Given data:

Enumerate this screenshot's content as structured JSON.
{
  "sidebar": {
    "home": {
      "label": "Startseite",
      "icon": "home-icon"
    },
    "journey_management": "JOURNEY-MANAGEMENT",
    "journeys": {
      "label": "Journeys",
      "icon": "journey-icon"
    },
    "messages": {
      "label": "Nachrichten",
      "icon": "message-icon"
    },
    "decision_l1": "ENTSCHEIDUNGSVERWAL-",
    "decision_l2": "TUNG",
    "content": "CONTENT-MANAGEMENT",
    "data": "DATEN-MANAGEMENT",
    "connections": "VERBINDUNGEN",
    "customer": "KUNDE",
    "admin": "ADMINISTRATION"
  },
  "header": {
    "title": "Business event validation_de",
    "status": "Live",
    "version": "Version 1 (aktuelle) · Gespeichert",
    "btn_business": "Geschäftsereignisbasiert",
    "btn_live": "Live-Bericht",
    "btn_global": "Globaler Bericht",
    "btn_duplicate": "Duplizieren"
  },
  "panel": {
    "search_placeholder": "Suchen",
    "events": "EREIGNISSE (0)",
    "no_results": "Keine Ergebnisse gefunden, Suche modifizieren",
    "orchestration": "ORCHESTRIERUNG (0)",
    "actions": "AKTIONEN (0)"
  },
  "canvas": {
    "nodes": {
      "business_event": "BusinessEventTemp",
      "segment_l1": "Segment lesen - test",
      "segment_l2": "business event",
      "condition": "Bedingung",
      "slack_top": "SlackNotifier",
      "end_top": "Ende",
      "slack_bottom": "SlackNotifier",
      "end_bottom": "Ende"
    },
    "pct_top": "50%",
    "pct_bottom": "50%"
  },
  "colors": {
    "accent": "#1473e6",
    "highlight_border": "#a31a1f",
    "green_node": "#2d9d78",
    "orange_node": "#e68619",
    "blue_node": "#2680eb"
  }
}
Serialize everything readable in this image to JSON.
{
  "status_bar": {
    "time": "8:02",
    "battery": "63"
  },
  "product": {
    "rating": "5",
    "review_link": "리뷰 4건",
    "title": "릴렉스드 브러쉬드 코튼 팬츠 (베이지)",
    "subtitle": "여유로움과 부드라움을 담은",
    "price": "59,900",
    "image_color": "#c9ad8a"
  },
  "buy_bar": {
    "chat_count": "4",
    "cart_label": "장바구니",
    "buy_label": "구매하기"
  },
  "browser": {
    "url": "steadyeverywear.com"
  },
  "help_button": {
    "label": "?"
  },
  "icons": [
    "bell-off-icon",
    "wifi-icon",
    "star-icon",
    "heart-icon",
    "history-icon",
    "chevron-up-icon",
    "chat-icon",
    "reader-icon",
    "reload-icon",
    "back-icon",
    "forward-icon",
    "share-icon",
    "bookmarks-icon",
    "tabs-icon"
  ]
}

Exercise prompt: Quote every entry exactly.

Result:
Enumerate this screenshot's content as structured JSON.
{
  "sidebar": {
    "home": {
      "label": "Startseite",
      "icon": "home-icon"
    },
    "journey_management": "JOURNEY-MANAGEMENT",
    "journeys": {
      "label": "Journeys",
      "icon": "journey-icon"
    },
    "messages": {
      "label": "Nachrichten",
      "icon": "message-icon"
    },
    "decision_l1": "ENTSCHEIDUNGSVERWAL-",
    "decision_l2": "TUNG",
    "content": "CONTENT-MANAGEMENT",
    "data": "DATEN-MANAGEMENT",
    "connections": "VERBINDUNGEN",
    "customer": "KUNDE",
    "admin": "ADMINISTRATION"
  },
  "header": {
    "title": "Business event validation_de",
    "status": "Live",
    "version": "Version 1 (aktuelle) · Gespeichert",
    "btn_business": "Geschäftsereignisbasiert",
    "btn_live": "Live-Bericht",
    "btn_global": "Globaler Bericht",
    "btn_duplicate": "Duplizieren"
  },
  "panel": {
    "search_placeholder": "Suchen",
    "events": "EREIGNISSE (0)",
    "no_results": "Keine Ergebnisse gefunden, Suche modifizieren",
    "orchestration": "ORCHESTRIERUNG (0)",
    "actions": "AKTIONEN (0)"
  },
  "canvas": {
    "nodes": {
      "business_event": "BusinessEventTemp",
      "segment_l1": "Segment lesen - test",
      "segment_l2": "business event",
      "condition": "Bedingung",
      "slack_top": "SlackNotifier",
      "end_top": "Ende",
      "slack_bottom": "SlackNotifier",
      "end_bottom": "Ende"
    },
    "pct_top": "50%",
    "pct_bottom": "50%"
  },
  "colors": {
    "accent": "#1473e6",
    "highlight_border": "#a31a1f",
    "green_node": "#2d9d78",
    "orange_node": "#e68619",
    "blue_node": "#2680eb"
  }
}
Serialize everything readable in this image to JSON.
{
  "status_bar": {
    "time": "8:02",
    "battery": "63"
  },
  "product": {
    "rating": "5",
    "review_link": "리뷰 4건",
    "title": "릴렉스드 브러쉬드 코튼 팬츠 (베이지)",
    "subtitle": "여유로움과 부드라움을 담은",
    "price": "59,900",
    "image_color": "#c9ad8a"
  },
  "buy_bar": {
    "chat_count": "4",
    "cart_label": "장바구니",
    "buy_label": "구매하기"
  },
  "browser": {
    "url": "steadyeverywear.com"
  },
  "help_button": {
    "label": "?"
  },
  "icons": [
    "bell-off-icon",
    "wifi-icon",
    "star-icon",
    "heart-icon",
    "history-icon",
    "chevron-up-icon",
    "chat-icon",
    "reader-icon",
    "reload-icon",
    "back-icon",
    "forward-icon",
    "share-icon",
    "bookmarks-icon",
    "tabs-icon"
  ]
}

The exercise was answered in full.